Illustration: Sarah Grillo/Axios

Tesla is the company of the moment — the prime exemplar of just about any big and important trend that you might care about.

Why it matters: Almost every reader of finance and business news will have at least one strongly-held opinion about Tesla. What you might not realize is just how widely those opinions range, and the degree to which they map onto much broader views of the world.

Gallup: Party preference swings dramatically in favor of Democrats

Photo: Jim Watson/AFP via Getty Images

Americans' political party preferences have swung sharply from a 2-point Republican advantage in January to an 11-point Democratic advantage in July, according to Gallup's monthly averages of telephone polls in 2020.

The big picture: The dramatic shift is more a product of fewer people identifying as Republican or Republican-leaning (down 8% since January) than gains among those who identify as Democratic or Democratic-leaning (up 5%).

Nancy Pelosi: "I yearn for other Republican presidents"
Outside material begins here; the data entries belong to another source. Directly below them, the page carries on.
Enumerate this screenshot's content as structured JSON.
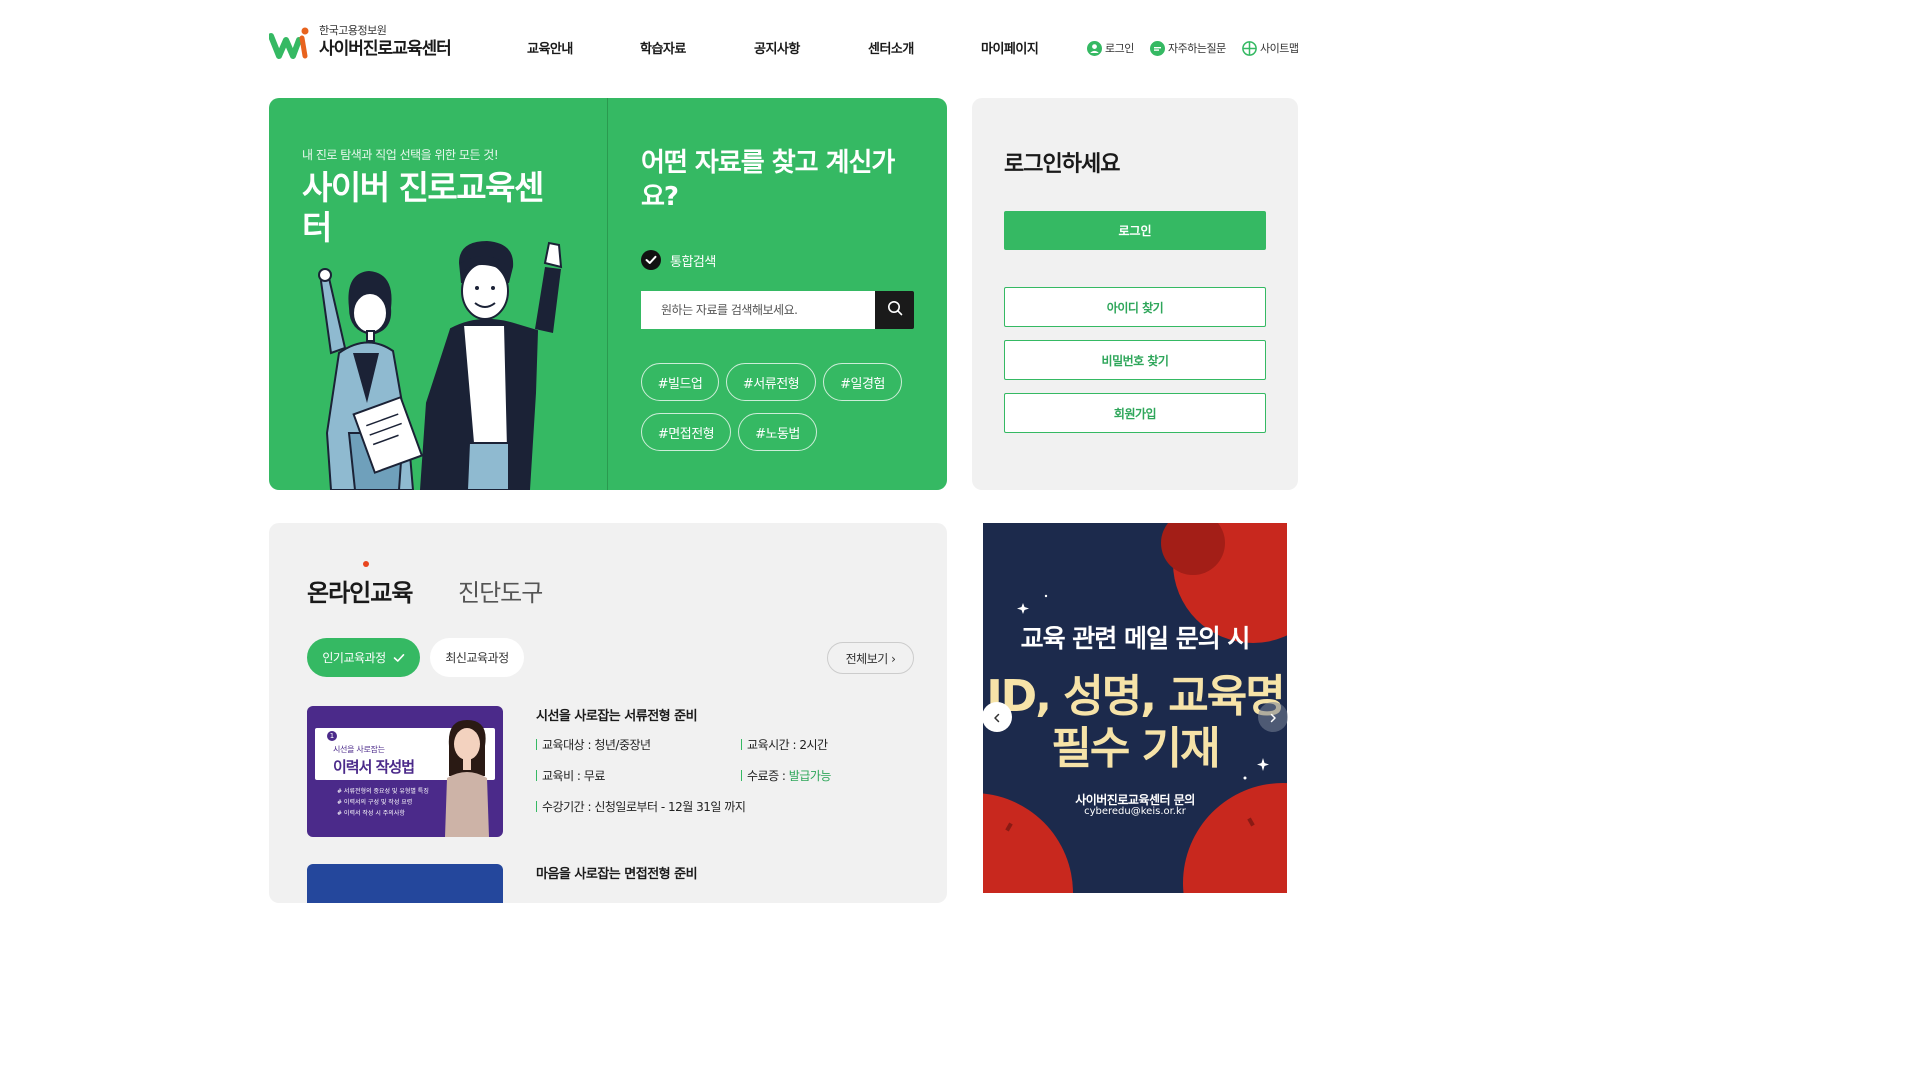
{
  "header": {
    "logo_sub": "한국고용정보원",
    "logo_title": "사이버진로교육센터",
    "nav": [
      "교육안내",
      "학습자료",
      "공지사항",
      "센터소개",
      "마이페이지"
    ],
    "util": {
      "login": "로그인",
      "faq": "자주하는질문",
      "sitemap": "사이트맵"
    }
  },
  "hero": {
    "eyebrow": "내 진로 탐색과 직업 선택을 위한 모든 것!",
    "title": "사이버 진로교육센터",
    "search_question": "어떤 자료를 찾고 계신가요?",
    "scope_label": "통합검색",
    "search_placeholder": "원하는 자료를 검색해보세요.",
    "tags": [
      "#빌드업",
      "#서류전형",
      "#일경험",
      "#면접전형",
      "#노동법"
    ]
  },
  "login_panel": {
    "title": "로그인하세요",
    "login_button": "로그인",
    "find_id": "아이디 찾기",
    "find_password": "비밀번호 찾기",
    "signup": "회원가입"
  },
  "education": {
    "tabs": [
      "온라인교육",
      "진단도구"
    ],
    "filters": [
      "인기교육과정",
      "최신교육과정"
    ],
    "view_all": "전체보기 ›",
    "courses": [
      {
        "title": "시선을 사로잡는 서류전형 준비",
        "target": "교육대상 : 청년/중장년",
        "time": "교육시간 : 2시간",
        "fee": "교육비 : 무료",
        "cert_label": "수료증 : ",
        "cert_value": "발급가능",
        "period": "수강기간 : 신청일로부터 - 12월 31일 까지",
        "thumb": {
          "badge": "1",
          "subtitle": "시선을 사로잡는",
          "title": "이력서 작성법",
          "bullets": [
            "# 서류전형의 중요성 및 유형별 특징",
            "# 이력서의 구성 및 작성 요령",
            "# 이력서 작성 시 주의사항"
          ]
        }
      },
      {
        "title": "마음을 사로잡는 면접전형 준비"
      }
    ]
  },
  "banner": {
    "line1": "교육 관련 메일 문의 시",
    "line2a": "ID, 성명, 교육명",
    "line2b": "필수 기재",
    "line3": "사이버진로교육센터 문의",
    "email": "cyberedu@keis.or.kr"
  },
  "colors": {
    "brand_green": "#35b963",
    "banner_navy": "#1c2a4c",
    "banner_red": "#c8281e",
    "panel_gray": "#f1f1f1"
  }
}
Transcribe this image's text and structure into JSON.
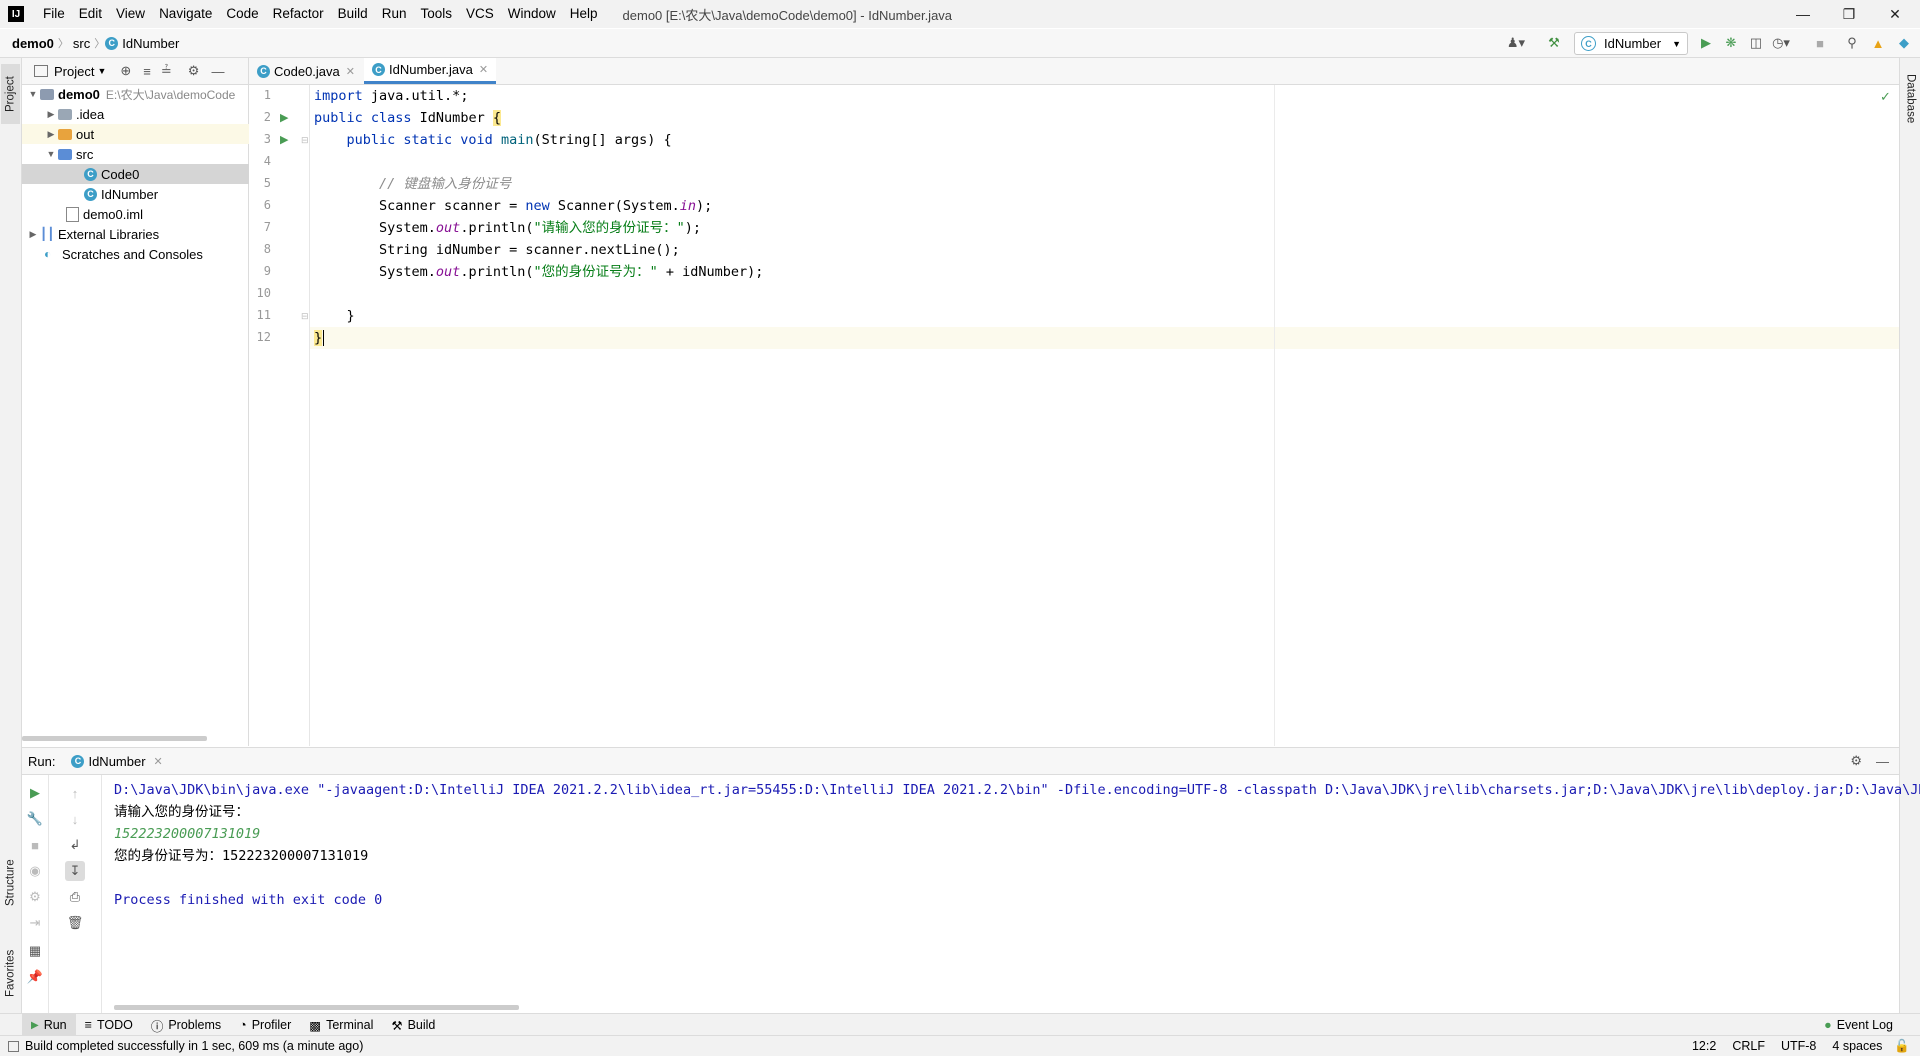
{
  "menu": {
    "items": [
      "File",
      "Edit",
      "View",
      "Navigate",
      "Code",
      "Refactor",
      "Build",
      "Run",
      "Tools",
      "VCS",
      "Window",
      "Help"
    ],
    "window_title": "demo0 [E:\\农大\\Java\\demoCode\\demo0] - IdNumber.java"
  },
  "breadcrumb": {
    "project": "demo0",
    "folder": "src",
    "file": "IdNumber"
  },
  "toolbar": {
    "run_config": "IdNumber"
  },
  "project_panel": {
    "title": "Project",
    "root_name": "demo0",
    "root_path": "E:\\农大\\Java\\demoCode",
    "items": {
      "idea": ".idea",
      "out": "out",
      "src": "src",
      "code0": "Code0",
      "idnumber": "IdNumber",
      "iml": "demo0.iml",
      "ext_libs": "External Libraries",
      "scratches": "Scratches and Consoles"
    }
  },
  "stripe": {
    "project": "Project",
    "structure": "Structure",
    "favorites": "Favorites",
    "database": "Database"
  },
  "editor": {
    "tabs": [
      "Code0.java",
      "IdNumber.java"
    ],
    "active_tab": "IdNumber.java",
    "line_numbers": [
      "1",
      "2",
      "3",
      "4",
      "5",
      "6",
      "7",
      "8",
      "9",
      "10",
      "11",
      "12"
    ],
    "code": {
      "l1_kw": "import",
      "l1_rest": " java.util.*;",
      "l2_kw": "public class",
      "l2_name": " IdNumber ",
      "l2_brace": "{",
      "l3_kw1": "    public static void ",
      "l3_m": "main",
      "l3_rest": "(String[] args) {",
      "l5_cmt": "        // 键盘输入身份证号",
      "l6_a": "        Scanner scanner = ",
      "l6_kw": "new",
      "l6_b": " Scanner(System.",
      "l6_f": "in",
      "l6_c": ");",
      "l7_a": "        System.",
      "l7_f": "out",
      "l7_b": ".println(",
      "l7_s": "\"请输入您的身份证号：\"",
      "l7_c": ");",
      "l8": "        String idNumber = scanner.nextLine();",
      "l9_a": "        System.",
      "l9_f": "out",
      "l9_b": ".println(",
      "l9_s": "\"您的身份证号为：\"",
      "l9_c": " + idNumber);",
      "l11": "    }",
      "l12": "}"
    }
  },
  "run_panel": {
    "label": "Run:",
    "tab": "IdNumber",
    "console": {
      "cmd": "D:\\Java\\JDK\\bin\\java.exe \"-javaagent:D:\\IntelliJ IDEA 2021.2.2\\lib\\idea_rt.jar=55455:D:\\IntelliJ IDEA 2021.2.2\\bin\" -Dfile.encoding=UTF-8 -classpath D:\\Java\\JDK\\jre\\lib\\charsets.jar;D:\\Java\\JDK\\jre\\lib\\deploy.jar;D:\\Java\\JDK\\j",
      "prompt": "请输入您的身份证号：",
      "input": "152223200007131019",
      "output": "您的身份证号为：152223200007131019",
      "exit": "Process finished with exit code 0"
    }
  },
  "bottom_tools": {
    "run": "Run",
    "todo": "TODO",
    "problems": "Problems",
    "profiler": "Profiler",
    "terminal": "Terminal",
    "build": "Build",
    "event_log": "Event Log"
  },
  "status": {
    "message": "Build completed successfully in 1 sec, 609 ms (a minute ago)",
    "position": "12:2",
    "line_sep": "CRLF",
    "encoding": "UTF-8",
    "indent": "4 spaces"
  },
  "colors": {
    "keyword": "#0033b3",
    "string": "#067d17",
    "comment": "#8c8c8c",
    "field": "#871094",
    "run_green": "#499c54",
    "console_blue": "#1b1bb3"
  }
}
House Speaker Nancy Pelosi (D-Calif.) called on President Trump Thursday to exercise "the full power" of the Defense Production Act to meet coronavirus equipment needs and accused him of engaging in a "massive dereliction of duty" by ignoring science during the pandemic.

What she's saying: "I yearn for other Republican presidents," Pelosi said at a press conference. "While we may have disagreed on many points, but at least we had a shared commitment to the governance of our country."